Directions » Wherever the string "title" appears in the entries below, return the line that holds it.

___ Given records

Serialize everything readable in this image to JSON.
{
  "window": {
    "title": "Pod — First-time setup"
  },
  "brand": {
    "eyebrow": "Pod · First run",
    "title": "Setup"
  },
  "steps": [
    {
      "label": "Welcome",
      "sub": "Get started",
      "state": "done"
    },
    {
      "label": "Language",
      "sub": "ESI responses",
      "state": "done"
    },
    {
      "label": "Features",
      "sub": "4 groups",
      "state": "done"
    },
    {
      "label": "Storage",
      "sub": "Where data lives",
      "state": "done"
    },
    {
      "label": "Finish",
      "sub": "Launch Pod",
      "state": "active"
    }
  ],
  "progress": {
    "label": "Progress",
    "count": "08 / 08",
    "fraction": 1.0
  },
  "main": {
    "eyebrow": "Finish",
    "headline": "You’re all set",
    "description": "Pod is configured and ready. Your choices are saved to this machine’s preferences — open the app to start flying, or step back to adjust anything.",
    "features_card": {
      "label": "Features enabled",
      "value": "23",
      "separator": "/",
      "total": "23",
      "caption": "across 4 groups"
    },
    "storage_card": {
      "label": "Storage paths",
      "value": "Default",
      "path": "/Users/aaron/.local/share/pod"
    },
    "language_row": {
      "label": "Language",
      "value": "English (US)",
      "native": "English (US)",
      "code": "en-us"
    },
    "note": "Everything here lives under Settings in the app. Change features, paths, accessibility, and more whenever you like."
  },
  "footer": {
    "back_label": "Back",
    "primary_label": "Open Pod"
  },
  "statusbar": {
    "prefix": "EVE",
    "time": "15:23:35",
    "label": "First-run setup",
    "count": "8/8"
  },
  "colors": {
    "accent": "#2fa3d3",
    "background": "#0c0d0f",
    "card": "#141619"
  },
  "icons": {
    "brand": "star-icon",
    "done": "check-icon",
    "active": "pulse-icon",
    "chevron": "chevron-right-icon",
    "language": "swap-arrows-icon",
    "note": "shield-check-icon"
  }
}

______

Response to the task »
    "title": "Pod — First-time setup"
    "title": "Setup"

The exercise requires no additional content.